“Doesn’t surprise me at all,” said Chris Evert, the ESPN analyst and former world No. 1 who knows Williams well. “It’s easy to underestimate the demands, responsibility and love a mother feels for her child. It’s a life changer. She really didn’t have the time or the focus to commit to two to three months of intense training.
“I’m happy to see her enjoy her new family as she will never get this time back. Even if she comes back in, let’s say, March, it’s still a long year. Kudos to her priorities.”
Williams, who reclaimed the No. 1 ranking by winning last year’s Australian Open, is still ranked No. 22 and would have been seeded if she had played in Melbourne. But with her withdrawal, she will drop out of the official rankings altogether after the Australian Open ends on Jan. 28.

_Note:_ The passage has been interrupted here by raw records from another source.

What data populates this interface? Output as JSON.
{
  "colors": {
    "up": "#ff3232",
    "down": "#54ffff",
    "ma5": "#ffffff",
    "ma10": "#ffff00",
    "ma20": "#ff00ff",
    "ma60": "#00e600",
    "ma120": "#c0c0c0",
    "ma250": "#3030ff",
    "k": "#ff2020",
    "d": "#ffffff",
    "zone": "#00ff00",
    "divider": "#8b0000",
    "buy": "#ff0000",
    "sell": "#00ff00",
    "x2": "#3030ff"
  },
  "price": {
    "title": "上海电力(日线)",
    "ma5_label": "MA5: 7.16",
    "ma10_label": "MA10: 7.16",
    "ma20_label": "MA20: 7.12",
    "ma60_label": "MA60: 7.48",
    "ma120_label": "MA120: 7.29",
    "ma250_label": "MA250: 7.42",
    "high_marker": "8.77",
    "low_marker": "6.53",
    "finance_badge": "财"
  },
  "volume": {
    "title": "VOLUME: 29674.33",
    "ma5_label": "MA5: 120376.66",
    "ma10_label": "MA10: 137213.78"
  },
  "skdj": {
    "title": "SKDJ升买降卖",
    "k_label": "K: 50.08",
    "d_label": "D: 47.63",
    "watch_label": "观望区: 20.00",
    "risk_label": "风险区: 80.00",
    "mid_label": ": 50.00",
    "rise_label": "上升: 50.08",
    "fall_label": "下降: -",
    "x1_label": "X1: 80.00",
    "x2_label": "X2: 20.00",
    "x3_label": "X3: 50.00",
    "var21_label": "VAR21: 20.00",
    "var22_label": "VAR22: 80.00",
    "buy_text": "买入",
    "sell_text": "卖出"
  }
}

She will not be seeded for other events when she returns to tournament play but, according to WTA rules, she will have a protected ranking that will allow her automatic entry into eight tournaments, including two Grand Slam events, in the 12 months following her comeback.
As one of the greatest players of all time and the biggest draw in the women’s game, she also would presumably have no problem acquiring wild card berths into additional events.
The first significant tournament she is likely to play is the BNP Paribas Open in Indian Wells, Calif., that begins March 7.
“Perfect time,” Evert said.
But Williams will have to wait until at least the year’s second Grand Slam tournament, the French Open in May, to resume her pursuit of Margaret Court’s record of 24 Grand Slam singles titles.
Williams has won 23 — more than anyone else in the Open era, which began in 1968 (Court’s career spanned the amateur and Open eras).
Her withdrawal leaves the Australian Open increasingly bereft of major stars. Andy Murray, the former men’s No. 1, and Kei Nishikori, Asia’s top singles player, have withdrawn with injuries.
Novak Djokovic, a six-time Australian Open champion, is in Australia but still uncertain about playing in the Open because of a chronic right elbow injury that has kept him off the circuit since last July.
Rafael Nadal, the men’s No. 1 who has delayed the start to his season because of continuing knee problems, also has arrived in Melbourne and practiced at Melbourne Park on Friday.
It remains to be seen who will make it to the starting line when the Open begins on Jan. 15.